It is a challenge to study AMI mechanistically: Firstly, the long lifespan of many animal models makes tight experimental control difficult and, secondly, the problem of separating causal from epiphenomenal events makes it problematic. Consequently, being able to monitor physiological changes across the lifespan, as well as to effectively test age-associated changes for causality, will be pivotal to understanding the principles of AMI. Pavlovian olfactory conditioning in Drosophila is an established model for understanding the neural basis of associative learning. Flies learn to associate an odor with the negative reinforcement of mild, electric shock or with the positive reinforcement of a food reward. Such aversive or appetitive memory of this learned association is tested in a T-maze, in which trained flies avoid or approach the punished or rewarded odor, respectively. Genetic investigations of Drosophila have uncovered numerous genes whose products are now known to be essential for olfactory memory formation. Similar to vertebrates, the Drosophila brain uses population-level sensory coding, yet retains a simpler, more well-defined circuit organization in comparison to vertebrates.

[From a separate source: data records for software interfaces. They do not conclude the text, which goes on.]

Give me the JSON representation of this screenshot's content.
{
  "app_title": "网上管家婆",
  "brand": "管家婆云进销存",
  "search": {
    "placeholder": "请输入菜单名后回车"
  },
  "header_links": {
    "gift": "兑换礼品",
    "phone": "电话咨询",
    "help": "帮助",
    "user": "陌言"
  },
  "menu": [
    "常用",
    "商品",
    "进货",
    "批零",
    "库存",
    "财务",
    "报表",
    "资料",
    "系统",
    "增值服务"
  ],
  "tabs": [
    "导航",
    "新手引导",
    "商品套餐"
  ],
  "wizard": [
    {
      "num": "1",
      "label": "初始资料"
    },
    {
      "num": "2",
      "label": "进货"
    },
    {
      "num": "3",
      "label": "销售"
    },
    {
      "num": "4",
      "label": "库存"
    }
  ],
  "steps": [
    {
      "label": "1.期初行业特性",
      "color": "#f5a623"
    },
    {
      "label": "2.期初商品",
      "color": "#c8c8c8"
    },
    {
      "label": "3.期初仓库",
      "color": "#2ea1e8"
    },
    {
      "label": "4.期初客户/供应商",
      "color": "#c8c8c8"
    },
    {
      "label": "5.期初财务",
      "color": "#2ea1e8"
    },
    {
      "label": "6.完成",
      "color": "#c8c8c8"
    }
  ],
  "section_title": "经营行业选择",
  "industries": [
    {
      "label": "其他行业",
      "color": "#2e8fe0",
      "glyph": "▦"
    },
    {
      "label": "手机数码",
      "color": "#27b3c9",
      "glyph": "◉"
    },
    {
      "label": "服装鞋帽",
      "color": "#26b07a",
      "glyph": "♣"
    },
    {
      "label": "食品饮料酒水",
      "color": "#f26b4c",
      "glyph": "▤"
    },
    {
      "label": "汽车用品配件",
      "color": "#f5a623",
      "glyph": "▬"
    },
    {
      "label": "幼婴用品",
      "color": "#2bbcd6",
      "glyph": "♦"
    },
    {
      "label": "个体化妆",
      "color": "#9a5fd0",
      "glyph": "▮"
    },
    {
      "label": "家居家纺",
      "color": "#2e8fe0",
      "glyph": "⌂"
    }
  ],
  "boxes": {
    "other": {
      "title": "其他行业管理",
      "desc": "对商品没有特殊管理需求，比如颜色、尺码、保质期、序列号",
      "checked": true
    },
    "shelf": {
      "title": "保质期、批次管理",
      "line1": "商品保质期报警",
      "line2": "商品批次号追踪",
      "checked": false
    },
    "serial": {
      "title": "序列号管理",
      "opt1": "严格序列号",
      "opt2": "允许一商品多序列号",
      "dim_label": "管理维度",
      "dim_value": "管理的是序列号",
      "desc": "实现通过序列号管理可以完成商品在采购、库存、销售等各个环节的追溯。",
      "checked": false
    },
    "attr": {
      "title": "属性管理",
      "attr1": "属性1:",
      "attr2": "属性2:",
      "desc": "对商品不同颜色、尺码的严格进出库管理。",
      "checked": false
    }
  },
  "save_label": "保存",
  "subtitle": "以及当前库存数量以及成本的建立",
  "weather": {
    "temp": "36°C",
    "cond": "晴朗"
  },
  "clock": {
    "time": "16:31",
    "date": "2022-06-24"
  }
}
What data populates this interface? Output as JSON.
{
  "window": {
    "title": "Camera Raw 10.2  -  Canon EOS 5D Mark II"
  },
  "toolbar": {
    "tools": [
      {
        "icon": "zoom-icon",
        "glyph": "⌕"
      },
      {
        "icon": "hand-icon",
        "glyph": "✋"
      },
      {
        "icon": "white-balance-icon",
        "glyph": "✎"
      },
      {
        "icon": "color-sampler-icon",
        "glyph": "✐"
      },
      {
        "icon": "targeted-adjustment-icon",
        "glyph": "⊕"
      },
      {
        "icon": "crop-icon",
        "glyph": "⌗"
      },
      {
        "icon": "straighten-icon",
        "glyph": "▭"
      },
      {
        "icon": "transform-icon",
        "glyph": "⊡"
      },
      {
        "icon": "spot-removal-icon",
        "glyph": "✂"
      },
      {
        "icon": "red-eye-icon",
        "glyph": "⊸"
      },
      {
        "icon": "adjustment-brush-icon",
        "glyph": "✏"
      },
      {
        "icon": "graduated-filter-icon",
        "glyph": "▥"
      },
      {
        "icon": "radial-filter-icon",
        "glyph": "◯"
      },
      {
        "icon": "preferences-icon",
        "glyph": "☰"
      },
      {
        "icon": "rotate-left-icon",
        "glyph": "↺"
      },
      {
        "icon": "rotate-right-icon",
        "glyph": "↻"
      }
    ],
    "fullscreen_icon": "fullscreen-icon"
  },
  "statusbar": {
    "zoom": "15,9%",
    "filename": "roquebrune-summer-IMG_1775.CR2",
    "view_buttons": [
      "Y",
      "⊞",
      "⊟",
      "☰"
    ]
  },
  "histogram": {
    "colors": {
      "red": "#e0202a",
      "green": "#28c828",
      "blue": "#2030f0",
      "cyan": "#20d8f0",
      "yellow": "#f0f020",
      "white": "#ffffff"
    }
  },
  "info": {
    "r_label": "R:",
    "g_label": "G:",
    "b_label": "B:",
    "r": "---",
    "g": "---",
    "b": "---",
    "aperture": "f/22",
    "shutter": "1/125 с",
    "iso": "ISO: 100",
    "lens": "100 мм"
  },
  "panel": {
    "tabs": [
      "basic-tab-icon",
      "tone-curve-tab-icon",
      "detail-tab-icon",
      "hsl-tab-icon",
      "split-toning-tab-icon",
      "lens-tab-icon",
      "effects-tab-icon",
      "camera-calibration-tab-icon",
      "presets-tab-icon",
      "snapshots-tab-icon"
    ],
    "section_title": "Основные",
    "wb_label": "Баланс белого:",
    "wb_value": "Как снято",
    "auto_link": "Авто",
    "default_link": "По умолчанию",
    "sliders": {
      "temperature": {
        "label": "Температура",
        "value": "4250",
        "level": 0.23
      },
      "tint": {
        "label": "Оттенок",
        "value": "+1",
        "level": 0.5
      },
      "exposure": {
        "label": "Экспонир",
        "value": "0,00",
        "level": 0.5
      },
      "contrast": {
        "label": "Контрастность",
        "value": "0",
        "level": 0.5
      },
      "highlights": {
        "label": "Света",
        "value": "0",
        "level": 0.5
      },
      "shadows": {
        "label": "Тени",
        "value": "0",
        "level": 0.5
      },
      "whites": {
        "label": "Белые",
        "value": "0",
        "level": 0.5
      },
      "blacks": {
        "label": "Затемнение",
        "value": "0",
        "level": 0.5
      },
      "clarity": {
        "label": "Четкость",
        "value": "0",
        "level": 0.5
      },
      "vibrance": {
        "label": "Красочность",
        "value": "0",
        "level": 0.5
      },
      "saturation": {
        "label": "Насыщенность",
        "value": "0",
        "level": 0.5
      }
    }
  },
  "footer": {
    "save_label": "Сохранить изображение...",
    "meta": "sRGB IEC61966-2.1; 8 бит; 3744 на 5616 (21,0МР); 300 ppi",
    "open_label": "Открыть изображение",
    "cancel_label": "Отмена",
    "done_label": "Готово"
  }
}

Drosophila also offers a comparatively short lifespan (about 60 – 80 days) and superb, advanced genetics, and, thus, has been used successfully to model age- and lifetime-associated changes of memory formation. Aversive olfactory memories (in response to electric shocks) are subject to age-induced decline in Drosophila, as first shown by pioneering work by the Saitoe lab. In Drosophila, memory acquired after a single olfactory conditioning cycle can be separated into three distinct phases: short-, intermediate- and long-lasting memory. Intermediate term aversive olfactory memory can be further dissected into anesthesia-sensitive memory (ASM) and anesthesia-resistant memory (ARM) components, depending on their sensitivity versus amnestic cooling. Unlike ARM, which is stable with age, it is the ASM component which is strongly impaired with aging ). Here, AMI shows an onset at about 10 days of age and plateaus at about 30 days of age. As in other memory model systems, structural and functional changes at synapses (“synaptic plasticity”) are generally considered to underlie learning and memory in Drosophila as well. Similar to certain synaptic terminals of the mammalian brain, presynaptic plasticity processes are of pivotal importance for Drosophila olfactory learning and memory. Thus, a deep understanding of presynaptic release mechanisms is imperative in order to address the synaptic basis of memory formation and its age-induced impairments in this system.
In short, the organizational and cellular principles of forming olfactory memories show many similarities between Drosophila and mammals. The age-induced decline of aversive olfactory memories provides a powerful model system for scrutinizing molecular and cellular mechanisms provoking AMI in the Drosophila system.